Many owners find that using wash and wax products can help reduce the appearance of these spots, but another solution is to treat your water source itself.
Consider a spotless water system for some RVs
By far the most common portable water purifier for auto enthusiasts is the CR Spotless Car Wash System you can find here on Amazon. It basically removes those hard minerals in your water using filters that can be replaced after several washes.
Tip 6: Use a foam cannon to apply suds
Applying suds using a foam cannon or gun can really help save time if you prefer not to dip a brush in to a bucket of suds. You can use a foam gun with your standard garden hose, or a cannon with a pressure washer. Click here to learn all about foam cannons/guns and my recommendations.
Although dirt is best removed by my hand, an RV can usually get pretty clean if the product you are using can create a thick foam. Even if you plan to go back over with a long brush, it can speed up the process of applying soap to such a large surface.
Tip 7: Purchase a long wash brush for traditional washing
A wash brush with an extendable pole is really ideal if you plan to charge more per vehicle and do not need the speed and convenience of a foam sprayer.
While I generally don’t recommend washing cars with any kind of brush, RVs are a bit of an exception as long as you use a soft fabric brush, avoid bristles, and keep it clean.
Tip 8: Use lamb’s wool to avoid scratching
Many manufacturers of RVs recommend lamb’s wool for washing, which is generally a great choice for cars as well. RVs get pretty dirty, and a stiff-bristled brush you may have washed your car with can cause scratching and is generally not recommended in the RV community.
Opt for either a soft lamb’s wool mitt for those hard-to-reach areas, or a soft brush head made of wool or microfiber material to attach to an extendable pole.
Tip 9: Consider a truck wash
If you don’t use your RV frequently (and don’t want to worry about equipment) another tip is to consider a truck wash. If you haven’t heard of a truck wash before, these are pretty similar to full-service car washes but designed with larger bays to fit RVs and semi-trucks.
You can find truck washes just about anywhere, and usually start at around $50.
It’s also not a bad business to start if you are a detailer working near a tourist hub.
Blue Beacon is one of the most popular chains with locations all across the United States that I’ve heard good things about. Avoid truck washes that use mechanical brushes, and always make sure that these washes have the qualifications to wash your RV safely.
While these services typically won’t provide the level of cleanliness you can achieve on your own, they are much more practical if you are traveling.
Washing an RV can be a time-consuming task, but essential to maintain your investment. RVs are also a pretty good service to offer as a detailer if you live in a touristy area with a lot of recreational vehicles.

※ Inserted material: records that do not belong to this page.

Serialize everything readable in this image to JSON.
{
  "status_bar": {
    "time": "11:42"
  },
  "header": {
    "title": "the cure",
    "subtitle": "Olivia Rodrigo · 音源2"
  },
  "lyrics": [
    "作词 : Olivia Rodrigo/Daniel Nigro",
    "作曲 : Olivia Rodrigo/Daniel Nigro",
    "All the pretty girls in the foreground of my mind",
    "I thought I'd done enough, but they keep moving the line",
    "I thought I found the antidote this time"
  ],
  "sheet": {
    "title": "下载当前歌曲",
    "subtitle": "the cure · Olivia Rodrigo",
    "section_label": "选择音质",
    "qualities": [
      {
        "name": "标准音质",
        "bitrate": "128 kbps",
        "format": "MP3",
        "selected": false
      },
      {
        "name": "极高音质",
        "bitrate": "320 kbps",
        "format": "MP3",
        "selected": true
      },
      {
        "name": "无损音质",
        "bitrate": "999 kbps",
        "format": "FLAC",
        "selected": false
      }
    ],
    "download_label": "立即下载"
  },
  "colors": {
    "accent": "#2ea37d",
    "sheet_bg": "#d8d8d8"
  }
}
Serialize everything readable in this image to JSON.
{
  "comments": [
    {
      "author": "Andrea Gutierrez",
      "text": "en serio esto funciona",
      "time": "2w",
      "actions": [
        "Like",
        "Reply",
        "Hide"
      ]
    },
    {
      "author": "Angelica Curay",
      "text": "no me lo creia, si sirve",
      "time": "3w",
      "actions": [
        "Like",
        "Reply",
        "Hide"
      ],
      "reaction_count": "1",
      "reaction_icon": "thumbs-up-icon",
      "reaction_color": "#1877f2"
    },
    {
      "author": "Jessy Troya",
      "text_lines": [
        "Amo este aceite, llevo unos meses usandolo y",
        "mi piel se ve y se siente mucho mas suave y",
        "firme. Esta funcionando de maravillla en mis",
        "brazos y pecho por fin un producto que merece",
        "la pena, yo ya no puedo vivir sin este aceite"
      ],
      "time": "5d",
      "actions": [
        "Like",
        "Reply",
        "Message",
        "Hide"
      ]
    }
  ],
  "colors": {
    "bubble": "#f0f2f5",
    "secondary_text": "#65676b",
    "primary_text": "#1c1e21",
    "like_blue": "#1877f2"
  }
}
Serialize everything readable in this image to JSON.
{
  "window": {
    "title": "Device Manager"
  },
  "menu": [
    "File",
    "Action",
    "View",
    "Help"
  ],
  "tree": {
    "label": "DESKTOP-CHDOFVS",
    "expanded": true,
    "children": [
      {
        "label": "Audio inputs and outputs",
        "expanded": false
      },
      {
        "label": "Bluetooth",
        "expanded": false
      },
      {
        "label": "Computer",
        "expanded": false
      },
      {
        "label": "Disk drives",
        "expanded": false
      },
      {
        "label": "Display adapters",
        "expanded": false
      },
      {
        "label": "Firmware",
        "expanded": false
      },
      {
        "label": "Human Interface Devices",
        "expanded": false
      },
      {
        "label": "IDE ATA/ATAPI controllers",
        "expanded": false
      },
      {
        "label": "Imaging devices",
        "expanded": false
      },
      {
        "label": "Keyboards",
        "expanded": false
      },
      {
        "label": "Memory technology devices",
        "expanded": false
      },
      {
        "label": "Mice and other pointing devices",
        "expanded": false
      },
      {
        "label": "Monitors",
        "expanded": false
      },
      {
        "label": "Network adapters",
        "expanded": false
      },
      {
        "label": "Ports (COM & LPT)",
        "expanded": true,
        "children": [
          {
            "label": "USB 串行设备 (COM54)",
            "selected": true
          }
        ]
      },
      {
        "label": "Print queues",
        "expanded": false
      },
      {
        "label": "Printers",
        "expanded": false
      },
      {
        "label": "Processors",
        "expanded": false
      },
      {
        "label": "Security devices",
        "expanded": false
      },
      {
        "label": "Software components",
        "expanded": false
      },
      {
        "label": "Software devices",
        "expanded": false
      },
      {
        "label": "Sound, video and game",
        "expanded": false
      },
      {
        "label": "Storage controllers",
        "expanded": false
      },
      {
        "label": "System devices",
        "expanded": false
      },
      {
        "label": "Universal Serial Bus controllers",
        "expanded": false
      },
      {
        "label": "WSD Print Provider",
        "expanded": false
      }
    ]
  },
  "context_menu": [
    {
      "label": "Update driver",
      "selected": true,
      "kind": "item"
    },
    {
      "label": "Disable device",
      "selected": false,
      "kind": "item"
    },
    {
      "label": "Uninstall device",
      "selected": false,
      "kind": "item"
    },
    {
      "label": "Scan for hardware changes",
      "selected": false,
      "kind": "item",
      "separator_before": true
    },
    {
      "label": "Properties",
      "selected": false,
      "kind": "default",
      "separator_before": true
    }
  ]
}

Check out my guide on cleaning aluminum diamondplate toolboxes if you have other metal surfaces that need cleaning on your RV. Hope it helps!